## Problem statement:
Repeat each entry word for word.

__________________________________________________

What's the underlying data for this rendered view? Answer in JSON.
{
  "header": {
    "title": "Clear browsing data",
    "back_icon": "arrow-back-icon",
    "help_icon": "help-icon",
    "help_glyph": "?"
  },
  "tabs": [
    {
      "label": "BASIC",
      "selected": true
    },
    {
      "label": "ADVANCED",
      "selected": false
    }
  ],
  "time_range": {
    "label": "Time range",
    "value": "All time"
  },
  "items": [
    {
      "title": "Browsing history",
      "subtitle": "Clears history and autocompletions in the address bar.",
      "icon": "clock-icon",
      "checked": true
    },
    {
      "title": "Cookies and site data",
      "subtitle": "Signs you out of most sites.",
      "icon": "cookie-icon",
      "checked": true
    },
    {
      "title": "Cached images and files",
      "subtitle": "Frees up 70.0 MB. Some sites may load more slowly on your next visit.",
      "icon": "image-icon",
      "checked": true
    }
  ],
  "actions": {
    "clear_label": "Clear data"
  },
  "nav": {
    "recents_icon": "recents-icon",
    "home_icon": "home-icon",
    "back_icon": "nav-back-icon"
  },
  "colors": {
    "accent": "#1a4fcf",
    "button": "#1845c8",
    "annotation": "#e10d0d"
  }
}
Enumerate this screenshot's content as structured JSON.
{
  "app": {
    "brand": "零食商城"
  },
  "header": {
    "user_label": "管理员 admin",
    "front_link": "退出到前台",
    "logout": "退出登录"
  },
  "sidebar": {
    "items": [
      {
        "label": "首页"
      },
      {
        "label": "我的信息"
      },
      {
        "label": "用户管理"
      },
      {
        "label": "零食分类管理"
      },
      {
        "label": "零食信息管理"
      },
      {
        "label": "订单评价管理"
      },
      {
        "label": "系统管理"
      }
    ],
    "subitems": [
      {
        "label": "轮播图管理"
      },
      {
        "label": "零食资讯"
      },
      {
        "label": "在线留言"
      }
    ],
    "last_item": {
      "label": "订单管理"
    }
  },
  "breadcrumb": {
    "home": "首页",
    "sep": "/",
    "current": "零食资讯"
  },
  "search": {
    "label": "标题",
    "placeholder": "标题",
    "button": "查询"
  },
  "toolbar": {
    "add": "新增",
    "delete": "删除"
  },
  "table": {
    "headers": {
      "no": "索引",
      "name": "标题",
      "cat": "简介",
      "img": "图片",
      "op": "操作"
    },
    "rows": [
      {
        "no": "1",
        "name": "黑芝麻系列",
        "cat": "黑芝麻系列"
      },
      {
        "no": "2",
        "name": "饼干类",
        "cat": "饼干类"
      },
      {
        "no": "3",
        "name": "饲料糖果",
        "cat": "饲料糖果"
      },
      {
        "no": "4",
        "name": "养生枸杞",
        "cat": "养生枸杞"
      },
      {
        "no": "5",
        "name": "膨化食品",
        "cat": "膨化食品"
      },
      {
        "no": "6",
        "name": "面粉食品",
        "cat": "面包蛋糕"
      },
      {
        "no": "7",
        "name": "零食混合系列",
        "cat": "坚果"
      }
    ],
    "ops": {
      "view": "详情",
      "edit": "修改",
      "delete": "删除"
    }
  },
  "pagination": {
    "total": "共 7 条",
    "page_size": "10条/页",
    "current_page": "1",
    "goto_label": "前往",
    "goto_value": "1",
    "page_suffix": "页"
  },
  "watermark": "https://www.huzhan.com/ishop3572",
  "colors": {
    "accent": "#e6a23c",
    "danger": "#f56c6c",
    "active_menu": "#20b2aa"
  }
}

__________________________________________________

## Worked solution:
What's the underlying data for this rendered view? Answer in JSON.
{
  "header": {
    "title": "Clear browsing data",
    "back_icon": "arrow-back-icon",
    "help_icon": "help-icon",
    "help_glyph": "?"
  },
  "tabs": [
    {
      "label": "BASIC",
      "selected": true
    },
    {
      "label": "ADVANCED",
      "selected": false
    }
  ],
  "time_range": {
    "label": "Time range",
    "value": "All time"
  },
  "items": [
    {
      "title": "Browsing history",
      "subtitle": "Clears history and autocompletions in the address bar.",
      "icon": "clock-icon",
      "checked": true
    },
    {
      "title": "Cookies and site data",
      "subtitle": "Signs you out of most sites.",
      "icon": "cookie-icon",
      "checked": true
    },
    {
      "title": "Cached images and files",
      "subtitle": "Frees up 70.0 MB. Some sites may load more slowly on your next visit.",
      "icon": "image-icon",
      "checked": true
    }
  ],
  "actions": {
    "clear_label": "Clear data"
  },
  "nav": {
    "recents_icon": "recents-icon",
    "home_icon": "home-icon",
    "back_icon": "nav-back-icon"
  },
  "colors": {
    "accent": "#1a4fcf",
    "button": "#1845c8",
    "annotation": "#e10d0d"
  }
}
Enumerate this screenshot's content as structured JSON.
{
  "app": {
    "brand": "零食商城"
  },
  "header": {
    "user_label": "管理员 admin",
    "front_link": "退出到前台",
    "logout": "退出登录"
  },
  "sidebar": {
    "items": [
      {
        "label": "首页"
      },
      {
        "label": "我的信息"
      },
      {
        "label": "用户管理"
      },
      {
        "label": "零食分类管理"
      },
      {
        "label": "零食信息管理"
      },
      {
        "label": "订单评价管理"
      },
      {
        "label": "系统管理"
      }
    ],
    "subitems": [
      {
        "label": "轮播图管理"
      },
      {
        "label": "零食资讯"
      },
      {
        "label": "在线留言"
      }
    ],
    "last_item": {
      "label": "订单管理"
    }
  },
  "breadcrumb": {
    "home": "首页",
    "sep": "/",
    "current": "零食资讯"
  },
  "search": {
    "label": "标题",
    "placeholder": "标题",
    "button": "查询"
  },
  "toolbar": {
    "add": "新增",
    "delete": "删除"
  },
  "table": {
    "headers": {
      "no": "索引",
      "name": "标题",
      "cat": "简介",
      "img": "图片",
      "op": "操作"
    },
    "rows": [
      {
        "no": "1",
        "name": "黑芝麻系列",
        "cat": "黑芝麻系列"
      },
      {
        "no": "2",
        "name": "饼干类",
        "cat": "饼干类"
      },
      {
        "no": "3",
        "name": "饲料糖果",
        "cat": "饲料糖果"
      },
      {
        "no": "4",
        "name": "养生枸杞",
        "cat": "养生枸杞"
      },
      {
        "no": "5",
        "name": "膨化食品",
        "cat": "膨化食品"
      },
      {
        "no": "6",
        "name": "面粉食品",
        "cat": "面包蛋糕"
      },
      {
        "no": "7",
        "name": "零食混合系列",
        "cat": "坚果"
      }
    ],
    "ops": {
      "view": "详情",
      "edit": "修改",
      "delete": "删除"
    }
  },
  "pagination": {
    "total": "共 7 条",
    "page_size": "10条/页",
    "current_page": "1",
    "goto_label": "前往",
    "goto_value": "1",
    "page_suffix": "页"
  },
  "watermark": "https://www.huzhan.com/ishop3572",
  "colors": {
    "accent": "#e6a23c",
    "danger": "#f56c6c",
    "active_menu": "#20b2aa"
  }
}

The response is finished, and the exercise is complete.